I set off towards the noise, trusting the insects to guide my footsteps. Before me they scuttled, large and golden, their black eyes gleaming with strange intelligence. Back and forth the trail wound through a maze of chambers and corridors. Many a supple form stirred at my approach. But my feet did not stray from the path.

Presently I stepped forth into a chamber in the likeness of a temple. My eyes saw gleaming mosaicry; thrusting white pilasters. The scene was quiet. And in its quiet was a frisson of dread; the sense of a scene interrupted. My hand went clumsily to the pommel of my blade.

About the shallow pool in the chamber’s centre wine-cups were scattered, and around these, a knot of wet footprints; the impression of sudden flight. At the room’s far end a garden could be glimpsed between ivy-bound columns, from which the sounds of whispering could be heard. And in the far corner, on a veiled divan flanked by two marble statues in the likeness of hoplites, was another strange sight: a naked figure, tough and wiry, struggling against the enormous serpents that bound his arms and legs.

As I drew reluctantly nearer, the man looked up with wild eyes and I recognised the knotted features of Nabis.

My mouth was a deathly grimace. My voice shook, every sense alert for danger.

“Ariadne’s instructions were quite clear, Prince Of Sparta. We were not to stray from the golden thread.”

Nabis licked his lips, unheeding of my words.

“Theseus!” He gasped, a crown of olive-leaves tumbling from his head. “Thank the gods! My brother, you must help me! Those damned harpies ensorcelled me! Quick, get these things off me and let us away!”

I looked dubiously at the snakes that bound the Spartan’s limbs: thick-bodied emerald serpents, their amber eyes gleaming with malign intelligence as they squirmed and coiled about his wrists; to either side of him the statues stood in attitudes of pent fury, swords tightly clutched in their hands, their expressions and tensed muscles oddly lifelike; as I extended a trembling hand forwards, both the serpents and statues alike seemed to follow my movements closely.

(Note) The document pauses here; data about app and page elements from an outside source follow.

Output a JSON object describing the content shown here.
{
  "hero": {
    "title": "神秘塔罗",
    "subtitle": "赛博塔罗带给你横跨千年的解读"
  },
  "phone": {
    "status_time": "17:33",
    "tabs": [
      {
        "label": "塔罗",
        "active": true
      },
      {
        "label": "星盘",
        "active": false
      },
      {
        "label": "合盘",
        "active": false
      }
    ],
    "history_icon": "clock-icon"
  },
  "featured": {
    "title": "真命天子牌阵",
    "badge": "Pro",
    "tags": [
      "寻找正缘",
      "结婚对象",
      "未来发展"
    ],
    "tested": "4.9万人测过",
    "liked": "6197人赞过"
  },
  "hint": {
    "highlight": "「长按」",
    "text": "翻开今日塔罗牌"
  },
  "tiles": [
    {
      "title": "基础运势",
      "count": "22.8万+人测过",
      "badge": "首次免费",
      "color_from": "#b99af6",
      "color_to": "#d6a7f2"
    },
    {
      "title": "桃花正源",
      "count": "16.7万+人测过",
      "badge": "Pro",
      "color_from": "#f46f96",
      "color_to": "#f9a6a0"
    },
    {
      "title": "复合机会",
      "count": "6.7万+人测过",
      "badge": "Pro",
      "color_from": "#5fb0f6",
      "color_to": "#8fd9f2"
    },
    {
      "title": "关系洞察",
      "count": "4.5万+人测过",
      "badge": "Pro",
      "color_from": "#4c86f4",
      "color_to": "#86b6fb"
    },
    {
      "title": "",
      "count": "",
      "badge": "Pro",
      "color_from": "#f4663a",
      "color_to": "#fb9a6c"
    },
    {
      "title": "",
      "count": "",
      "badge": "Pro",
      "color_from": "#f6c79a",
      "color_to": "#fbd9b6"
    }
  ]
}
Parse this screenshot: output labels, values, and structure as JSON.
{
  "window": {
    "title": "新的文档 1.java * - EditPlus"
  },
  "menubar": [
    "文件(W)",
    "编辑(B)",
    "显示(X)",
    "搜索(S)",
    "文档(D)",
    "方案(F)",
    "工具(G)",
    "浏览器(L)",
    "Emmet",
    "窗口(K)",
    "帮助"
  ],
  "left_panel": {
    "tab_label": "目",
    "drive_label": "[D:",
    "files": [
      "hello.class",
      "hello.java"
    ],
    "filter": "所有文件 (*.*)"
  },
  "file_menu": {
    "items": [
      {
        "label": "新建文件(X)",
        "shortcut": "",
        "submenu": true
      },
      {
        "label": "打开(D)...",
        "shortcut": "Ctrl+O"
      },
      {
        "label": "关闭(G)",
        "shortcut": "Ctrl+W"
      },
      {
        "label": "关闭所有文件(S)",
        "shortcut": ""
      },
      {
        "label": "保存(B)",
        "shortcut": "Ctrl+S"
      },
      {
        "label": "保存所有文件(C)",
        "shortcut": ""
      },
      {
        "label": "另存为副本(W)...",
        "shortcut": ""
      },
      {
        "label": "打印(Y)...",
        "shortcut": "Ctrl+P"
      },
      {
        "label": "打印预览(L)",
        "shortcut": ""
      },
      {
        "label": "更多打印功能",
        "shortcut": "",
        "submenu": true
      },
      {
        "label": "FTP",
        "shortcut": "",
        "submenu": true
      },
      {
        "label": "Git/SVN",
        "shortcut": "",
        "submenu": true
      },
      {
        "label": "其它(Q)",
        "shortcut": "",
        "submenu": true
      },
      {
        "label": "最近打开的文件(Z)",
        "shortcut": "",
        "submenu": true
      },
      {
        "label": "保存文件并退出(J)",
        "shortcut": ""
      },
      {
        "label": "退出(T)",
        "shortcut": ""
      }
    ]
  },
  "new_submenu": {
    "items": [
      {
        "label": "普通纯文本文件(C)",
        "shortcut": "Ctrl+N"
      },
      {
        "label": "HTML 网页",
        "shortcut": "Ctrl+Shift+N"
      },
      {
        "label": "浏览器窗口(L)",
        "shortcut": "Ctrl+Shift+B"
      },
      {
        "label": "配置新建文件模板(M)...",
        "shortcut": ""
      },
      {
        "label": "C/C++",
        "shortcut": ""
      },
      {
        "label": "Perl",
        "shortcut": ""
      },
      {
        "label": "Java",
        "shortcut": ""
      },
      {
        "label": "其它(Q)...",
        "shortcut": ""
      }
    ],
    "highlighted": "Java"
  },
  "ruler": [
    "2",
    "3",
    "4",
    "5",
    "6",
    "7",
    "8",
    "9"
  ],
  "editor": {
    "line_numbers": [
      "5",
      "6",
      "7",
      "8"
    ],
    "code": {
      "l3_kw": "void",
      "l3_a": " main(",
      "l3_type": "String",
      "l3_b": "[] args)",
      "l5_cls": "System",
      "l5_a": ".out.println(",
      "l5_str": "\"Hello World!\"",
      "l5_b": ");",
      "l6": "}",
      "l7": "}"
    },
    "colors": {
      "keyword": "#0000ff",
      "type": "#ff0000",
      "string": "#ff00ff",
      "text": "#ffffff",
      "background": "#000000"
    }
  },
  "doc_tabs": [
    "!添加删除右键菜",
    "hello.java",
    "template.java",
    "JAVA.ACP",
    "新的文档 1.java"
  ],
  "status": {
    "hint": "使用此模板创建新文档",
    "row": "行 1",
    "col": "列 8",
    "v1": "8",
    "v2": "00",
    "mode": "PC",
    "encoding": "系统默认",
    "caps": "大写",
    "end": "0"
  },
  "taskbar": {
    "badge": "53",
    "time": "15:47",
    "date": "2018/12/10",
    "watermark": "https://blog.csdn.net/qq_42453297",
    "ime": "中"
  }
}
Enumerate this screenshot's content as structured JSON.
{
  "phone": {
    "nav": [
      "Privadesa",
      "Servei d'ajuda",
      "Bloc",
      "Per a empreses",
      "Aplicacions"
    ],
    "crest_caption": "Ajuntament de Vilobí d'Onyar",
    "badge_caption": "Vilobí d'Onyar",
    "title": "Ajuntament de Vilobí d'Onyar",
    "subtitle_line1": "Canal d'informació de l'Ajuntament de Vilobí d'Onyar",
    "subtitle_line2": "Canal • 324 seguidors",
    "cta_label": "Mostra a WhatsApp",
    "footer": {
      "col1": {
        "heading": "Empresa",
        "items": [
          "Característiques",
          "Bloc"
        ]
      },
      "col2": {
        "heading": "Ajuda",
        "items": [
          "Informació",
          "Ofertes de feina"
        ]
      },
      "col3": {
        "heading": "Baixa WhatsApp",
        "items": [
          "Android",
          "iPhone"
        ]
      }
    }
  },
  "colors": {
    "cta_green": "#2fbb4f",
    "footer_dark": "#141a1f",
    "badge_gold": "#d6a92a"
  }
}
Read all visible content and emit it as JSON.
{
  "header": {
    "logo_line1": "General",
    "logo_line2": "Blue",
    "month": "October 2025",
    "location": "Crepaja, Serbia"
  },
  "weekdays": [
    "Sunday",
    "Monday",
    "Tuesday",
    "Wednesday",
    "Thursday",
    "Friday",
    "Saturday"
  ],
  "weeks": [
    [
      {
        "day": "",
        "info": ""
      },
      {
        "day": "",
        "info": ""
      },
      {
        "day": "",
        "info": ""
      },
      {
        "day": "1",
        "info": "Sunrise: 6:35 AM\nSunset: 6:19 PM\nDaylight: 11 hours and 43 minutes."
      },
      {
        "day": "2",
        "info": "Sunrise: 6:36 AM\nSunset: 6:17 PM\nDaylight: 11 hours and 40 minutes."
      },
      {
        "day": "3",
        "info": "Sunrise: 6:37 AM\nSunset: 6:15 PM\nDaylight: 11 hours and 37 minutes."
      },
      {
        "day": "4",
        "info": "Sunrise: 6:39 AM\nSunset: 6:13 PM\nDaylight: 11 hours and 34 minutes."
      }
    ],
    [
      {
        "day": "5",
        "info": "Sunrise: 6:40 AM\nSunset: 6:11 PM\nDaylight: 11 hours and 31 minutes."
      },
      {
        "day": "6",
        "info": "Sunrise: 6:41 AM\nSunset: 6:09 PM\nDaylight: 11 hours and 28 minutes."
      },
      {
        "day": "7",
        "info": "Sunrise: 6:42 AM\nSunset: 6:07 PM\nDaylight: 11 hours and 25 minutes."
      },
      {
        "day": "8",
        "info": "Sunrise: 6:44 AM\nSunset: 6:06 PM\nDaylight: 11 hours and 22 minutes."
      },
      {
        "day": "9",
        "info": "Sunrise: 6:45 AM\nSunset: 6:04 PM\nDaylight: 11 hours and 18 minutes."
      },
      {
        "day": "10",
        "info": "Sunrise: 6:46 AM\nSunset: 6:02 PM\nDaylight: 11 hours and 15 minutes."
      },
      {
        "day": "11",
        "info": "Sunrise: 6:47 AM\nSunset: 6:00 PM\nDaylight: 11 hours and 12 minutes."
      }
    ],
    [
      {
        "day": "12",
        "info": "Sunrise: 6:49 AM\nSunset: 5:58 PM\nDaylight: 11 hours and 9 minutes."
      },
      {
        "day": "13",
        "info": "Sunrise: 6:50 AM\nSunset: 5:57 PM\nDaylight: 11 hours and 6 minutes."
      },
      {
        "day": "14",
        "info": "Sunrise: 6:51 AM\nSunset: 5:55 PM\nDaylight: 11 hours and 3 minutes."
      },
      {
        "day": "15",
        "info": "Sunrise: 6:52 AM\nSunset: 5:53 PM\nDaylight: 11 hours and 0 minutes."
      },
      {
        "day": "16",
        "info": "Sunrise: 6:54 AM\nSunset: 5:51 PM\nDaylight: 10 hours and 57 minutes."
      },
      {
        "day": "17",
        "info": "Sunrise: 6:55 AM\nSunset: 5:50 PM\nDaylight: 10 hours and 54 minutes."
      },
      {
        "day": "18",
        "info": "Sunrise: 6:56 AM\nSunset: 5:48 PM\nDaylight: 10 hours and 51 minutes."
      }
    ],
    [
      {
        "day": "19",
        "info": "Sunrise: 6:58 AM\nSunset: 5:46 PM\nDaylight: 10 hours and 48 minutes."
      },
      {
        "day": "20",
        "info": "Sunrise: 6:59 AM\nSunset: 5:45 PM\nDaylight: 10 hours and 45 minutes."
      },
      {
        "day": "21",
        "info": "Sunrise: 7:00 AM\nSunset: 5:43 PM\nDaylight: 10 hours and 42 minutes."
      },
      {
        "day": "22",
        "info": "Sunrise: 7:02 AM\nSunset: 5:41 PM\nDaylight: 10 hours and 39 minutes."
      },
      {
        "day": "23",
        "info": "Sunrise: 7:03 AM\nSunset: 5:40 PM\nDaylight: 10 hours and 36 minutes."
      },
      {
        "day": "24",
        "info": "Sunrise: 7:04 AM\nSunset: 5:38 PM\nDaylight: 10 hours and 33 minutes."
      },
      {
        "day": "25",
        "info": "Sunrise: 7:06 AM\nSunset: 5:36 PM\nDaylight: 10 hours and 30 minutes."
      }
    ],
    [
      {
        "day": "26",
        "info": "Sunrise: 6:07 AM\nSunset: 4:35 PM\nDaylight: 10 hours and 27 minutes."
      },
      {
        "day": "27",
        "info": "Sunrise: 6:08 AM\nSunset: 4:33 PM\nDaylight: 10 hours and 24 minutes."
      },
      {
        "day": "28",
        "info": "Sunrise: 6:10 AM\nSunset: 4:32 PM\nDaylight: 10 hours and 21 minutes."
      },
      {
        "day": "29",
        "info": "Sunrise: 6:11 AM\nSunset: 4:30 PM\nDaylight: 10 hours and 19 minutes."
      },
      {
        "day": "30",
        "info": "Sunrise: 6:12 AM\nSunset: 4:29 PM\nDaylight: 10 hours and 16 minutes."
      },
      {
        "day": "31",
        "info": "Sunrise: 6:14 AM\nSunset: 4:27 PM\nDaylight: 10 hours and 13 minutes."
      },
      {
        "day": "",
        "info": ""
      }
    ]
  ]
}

I withdrew my hand slowly.

“Theseus!” The Prince urged desperately. “Theseus, you must be quick! Before they come back-!”

I took a step backwards, terror and shame coiling in my guts. The snakes seemed to relax; the statues appeared somehow less threatening. While the stricken Nabis watched me, my eyes went to the wet footprints and overturned wine-cups of the chamber floor; from the garden, the rustle of approaching footsteps could be heard.

I loosened my sword in its scabbard, prepared to spring at any moment.

“I am sorry, Nabis.” I muttered, edging away from the divan. “But it’s your sister I came to rescue. And I have no stomach to meddle in the justice of the gods.”

“Coward! Athenian dog!” The Prince of Sparta roared suddenly, his every muscle straining against his bonds. “I swear by my father’s throne, I’ll-”

But his threats dwindled to a strangled gasp, his face slackening in terror; from between two ivoried columns a woman had appeared, her expression imperious, an emerald green python entwined about her nude form. Her hair was fair and lustrous, her skin as pale as marble. And in her eyes, blazing and terrible, lay all the power of the cosmos.

I bowed deeply, quick to avert my gaze.

“My Lady, I’m sorry!” Nabis shrieked. “Forgive me! Please! I was only making sport with your nymphs-!”

My sword was sheathed. I stepped silently aside while the Prince babbled his excuses. On the tiled floor, I noticed the trail of golden ants as they filed towards a far doorway, the empty wine-goblets now held above their heads. Stepping quickly away, I passed through the portal and broke into a sprint, racing through several twists of the corridor. Doorways flashed past on either side, weird scenes and seductive motions suggesting themselves as I ran. But my senses knew only terror. In a few moments I burst into another chamber, empty but for the well at its centre and I stopped to catch my breath, my teeth on edge as Nabis’ shrieks echoed down the passage.

From somewhere ahead, as though in reply, came the roar of the Minotaur, its voice filled with all the misery and rage of hades. And undercutting this sound, I heard the screams of the surviving captives, my beloved’s voice among them.

The memory of Nabis’ face swam before me, its eyes wide with terror. I pushed it away with a sob. Drawing my sword, I set forth to meet my doom.

Christopher Moiser